Retyping the records exactly is the whole task.

LISTED RECORDS →
-----
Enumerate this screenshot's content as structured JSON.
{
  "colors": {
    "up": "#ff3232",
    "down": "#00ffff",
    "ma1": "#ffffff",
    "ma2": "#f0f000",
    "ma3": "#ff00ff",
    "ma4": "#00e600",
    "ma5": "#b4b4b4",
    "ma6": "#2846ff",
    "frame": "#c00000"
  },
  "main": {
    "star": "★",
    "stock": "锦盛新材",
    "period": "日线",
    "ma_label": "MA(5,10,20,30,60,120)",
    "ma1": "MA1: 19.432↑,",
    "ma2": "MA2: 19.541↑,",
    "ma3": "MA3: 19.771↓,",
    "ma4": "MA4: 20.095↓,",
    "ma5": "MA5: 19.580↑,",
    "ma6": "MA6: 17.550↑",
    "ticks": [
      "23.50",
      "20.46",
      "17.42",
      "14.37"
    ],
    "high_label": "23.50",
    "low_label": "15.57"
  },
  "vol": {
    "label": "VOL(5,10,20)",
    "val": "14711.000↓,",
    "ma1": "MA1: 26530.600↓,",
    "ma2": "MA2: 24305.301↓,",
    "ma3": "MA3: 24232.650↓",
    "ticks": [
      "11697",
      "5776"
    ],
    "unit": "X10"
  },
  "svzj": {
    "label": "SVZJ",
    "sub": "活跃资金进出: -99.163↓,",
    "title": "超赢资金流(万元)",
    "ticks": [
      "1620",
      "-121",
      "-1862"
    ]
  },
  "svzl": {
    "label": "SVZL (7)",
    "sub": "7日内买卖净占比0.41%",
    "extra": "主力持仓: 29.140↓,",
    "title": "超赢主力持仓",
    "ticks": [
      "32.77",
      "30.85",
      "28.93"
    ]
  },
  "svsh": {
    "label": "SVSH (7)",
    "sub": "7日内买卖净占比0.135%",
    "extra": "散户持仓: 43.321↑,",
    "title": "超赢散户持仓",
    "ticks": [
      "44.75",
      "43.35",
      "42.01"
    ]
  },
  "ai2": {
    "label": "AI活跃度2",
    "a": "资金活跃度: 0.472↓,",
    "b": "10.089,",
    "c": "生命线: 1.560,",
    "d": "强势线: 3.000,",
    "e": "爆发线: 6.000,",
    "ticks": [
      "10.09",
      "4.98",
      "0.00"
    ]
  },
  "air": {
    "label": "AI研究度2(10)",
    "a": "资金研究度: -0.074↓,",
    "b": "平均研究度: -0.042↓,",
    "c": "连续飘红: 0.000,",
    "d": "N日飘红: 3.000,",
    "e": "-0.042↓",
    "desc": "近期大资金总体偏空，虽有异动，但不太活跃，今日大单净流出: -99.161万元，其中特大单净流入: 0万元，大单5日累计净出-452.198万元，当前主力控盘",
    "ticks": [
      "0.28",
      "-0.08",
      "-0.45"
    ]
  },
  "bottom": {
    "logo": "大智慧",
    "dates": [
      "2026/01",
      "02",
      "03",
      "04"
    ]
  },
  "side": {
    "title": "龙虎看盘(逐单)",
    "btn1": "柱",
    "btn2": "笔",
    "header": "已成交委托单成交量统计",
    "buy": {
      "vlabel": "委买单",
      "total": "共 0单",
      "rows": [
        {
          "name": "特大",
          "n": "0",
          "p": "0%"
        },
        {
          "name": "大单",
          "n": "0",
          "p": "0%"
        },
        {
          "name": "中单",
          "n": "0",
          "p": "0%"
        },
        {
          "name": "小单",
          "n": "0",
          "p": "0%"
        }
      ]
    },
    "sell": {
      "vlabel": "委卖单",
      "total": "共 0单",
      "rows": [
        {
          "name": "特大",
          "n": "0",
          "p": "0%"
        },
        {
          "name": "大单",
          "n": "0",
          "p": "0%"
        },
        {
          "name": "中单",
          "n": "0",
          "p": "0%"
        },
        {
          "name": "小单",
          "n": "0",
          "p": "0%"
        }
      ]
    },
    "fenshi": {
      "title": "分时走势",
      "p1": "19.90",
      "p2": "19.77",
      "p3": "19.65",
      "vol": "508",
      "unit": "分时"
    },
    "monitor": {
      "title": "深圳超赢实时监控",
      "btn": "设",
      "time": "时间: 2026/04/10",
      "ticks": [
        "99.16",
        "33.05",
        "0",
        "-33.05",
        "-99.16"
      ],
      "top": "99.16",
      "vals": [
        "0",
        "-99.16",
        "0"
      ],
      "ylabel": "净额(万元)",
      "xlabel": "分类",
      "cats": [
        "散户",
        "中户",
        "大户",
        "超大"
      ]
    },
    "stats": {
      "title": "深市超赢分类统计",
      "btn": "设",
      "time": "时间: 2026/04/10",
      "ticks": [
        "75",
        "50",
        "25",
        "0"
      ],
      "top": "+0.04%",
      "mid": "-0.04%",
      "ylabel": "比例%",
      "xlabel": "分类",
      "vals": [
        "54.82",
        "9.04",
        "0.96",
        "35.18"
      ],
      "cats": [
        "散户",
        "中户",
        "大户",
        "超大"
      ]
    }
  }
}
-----
OUTPUT →
Enumerate this screenshot's content as structured JSON.
{
  "colors": {
    "up": "#ff3232",
    "down": "#00ffff",
    "ma1": "#ffffff",
    "ma2": "#f0f000",
    "ma3": "#ff00ff",
    "ma4": "#00e600",
    "ma5": "#b4b4b4",
    "ma6": "#2846ff",
    "frame": "#c00000"
  },
  "main": {
    "star": "★",
    "stock": "锦盛新材",
    "period": "日线",
    "ma_label": "MA(5,10,20,30,60,120)",
    "ma1": "MA1: 19.432↑,",
    "ma2": "MA2: 19.541↑,",
    "ma3": "MA3: 19.771↓,",
    "ma4": "MA4: 20.095↓,",
    "ma5": "MA5: 19.580↑,",
    "ma6": "MA6: 17.550↑",
    "ticks": [
      "23.50",
      "20.46",
      "17.42",
      "14.37"
    ],
    "high_label": "23.50",
    "low_label": "15.57"
  },
  "vol": {
    "label": "VOL(5,10,20)",
    "val": "14711.000↓,",
    "ma1": "MA1: 26530.600↓,",
    "ma2": "MA2: 24305.301↓,",
    "ma3": "MA3: 24232.650↓",
    "ticks": [
      "11697",
      "5776"
    ],
    "unit": "X10"
  },
  "svzj": {
    "label": "SVZJ",
    "sub": "活跃资金进出: -99.163↓,",
    "title": "超赢资金流(万元)",
    "ticks": [
      "1620",
      "-121",
      "-1862"
    ]
  },
  "svzl": {
    "label": "SVZL (7)",
    "sub": "7日内买卖净占比0.41%",
    "extra": "主力持仓: 29.140↓,",
    "title": "超赢主力持仓",
    "ticks": [
      "32.77",
      "30.85",
      "28.93"
    ]
  },
  "svsh": {
    "label": "SVSH (7)",
    "sub": "7日内买卖净占比0.135%",
    "extra": "散户持仓: 43.321↑,",
    "title": "超赢散户持仓",
    "ticks": [
      "44.75",
      "43.35",
      "42.01"
    ]
  },
  "ai2": {
    "label": "AI活跃度2",
    "a": "资金活跃度: 0.472↓,",
    "b": "10.089,",
    "c": "生命线: 1.560,",
    "d": "强势线: 3.000,",
    "e": "爆发线: 6.000,",
    "ticks": [
      "10.09",
      "4.98",
      "0.00"
    ]
  },
  "air": {
    "label": "AI研究度2(10)",
    "a": "资金研究度: -0.074↓,",
    "b": "平均研究度: -0.042↓,",
    "c": "连续飘红: 0.000,",
    "d": "N日飘红: 3.000,",
    "e": "-0.042↓",
    "desc": "近期大资金总体偏空，虽有异动，但不太活跃，今日大单净流出: -99.161万元，其中特大单净流入: 0万元，大单5日累计净出-452.198万元，当前主力控盘",
    "ticks": [
      "0.28",
      "-0.08",
      "-0.45"
    ]
  },
  "bottom": {
    "logo": "大智慧",
    "dates": [
      "2026/01",
      "02",
      "03",
      "04"
    ]
  },
  "side": {
    "title": "龙虎看盘(逐单)",
    "btn1": "柱",
    "btn2": "笔",
    "header": "已成交委托单成交量统计",
    "buy": {
      "vlabel": "委买单",
      "total": "共 0单",
      "rows": [
        {
          "name": "特大",
          "n": "0",
          "p": "0%"
        },
        {
          "name": "大单",
          "n": "0",
          "p": "0%"
        },
        {
          "name": "中单",
          "n": "0",
          "p": "0%"
        },
        {
          "name": "小单",
          "n": "0",
          "p": "0%"
        }
      ]
    },
    "sell": {
      "vlabel": "委卖单",
      "total": "共 0单",
      "rows": [
        {
          "name": "特大",
          "n": "0",
          "p": "0%"
        },
        {
          "name": "大单",
          "n": "0",
          "p": "0%"
        },
        {
          "name": "中单",
          "n": "0",
          "p": "0%"
        },
        {
          "name": "小单",
          "n": "0",
          "p": "0%"
        }
      ]
    },
    "fenshi": {
      "title": "分时走势",
      "p1": "19.90",
      "p2": "19.77",
      "p3": "19.65",
      "vol": "508",
      "unit": "分时"
    },
    "monitor": {
      "title": "深圳超赢实时监控",
      "btn": "设",
      "time": "时间: 2026/04/10",
      "ticks": [
        "99.16",
        "33.05",
        "0",
        "-33.05",
        "-99.16"
      ],
      "top": "99.16",
      "vals": [
        "0",
        "-99.16",
        "0"
      ],
      "ylabel": "净额(万元)",
      "xlabel": "分类",
      "cats": [
        "散户",
        "中户",
        "大户",
        "超大"
      ]
    },
    "stats": {
      "title": "深市超赢分类统计",
      "btn": "设",
      "time": "时间: 2026/04/10",
      "ticks": [
        "75",
        "50",
        "25",
        "0"
      ],
      "top": "+0.04%",
      "mid": "-0.04%",
      "ylabel": "比例%",
      "xlabel": "分类",
      "vals": [
        "54.82",
        "9.04",
        "0.96",
        "35.18"
      ],
      "cats": [
        "散户",
        "中户",
        "大户",
        "超大"
      ]
    }
  }
}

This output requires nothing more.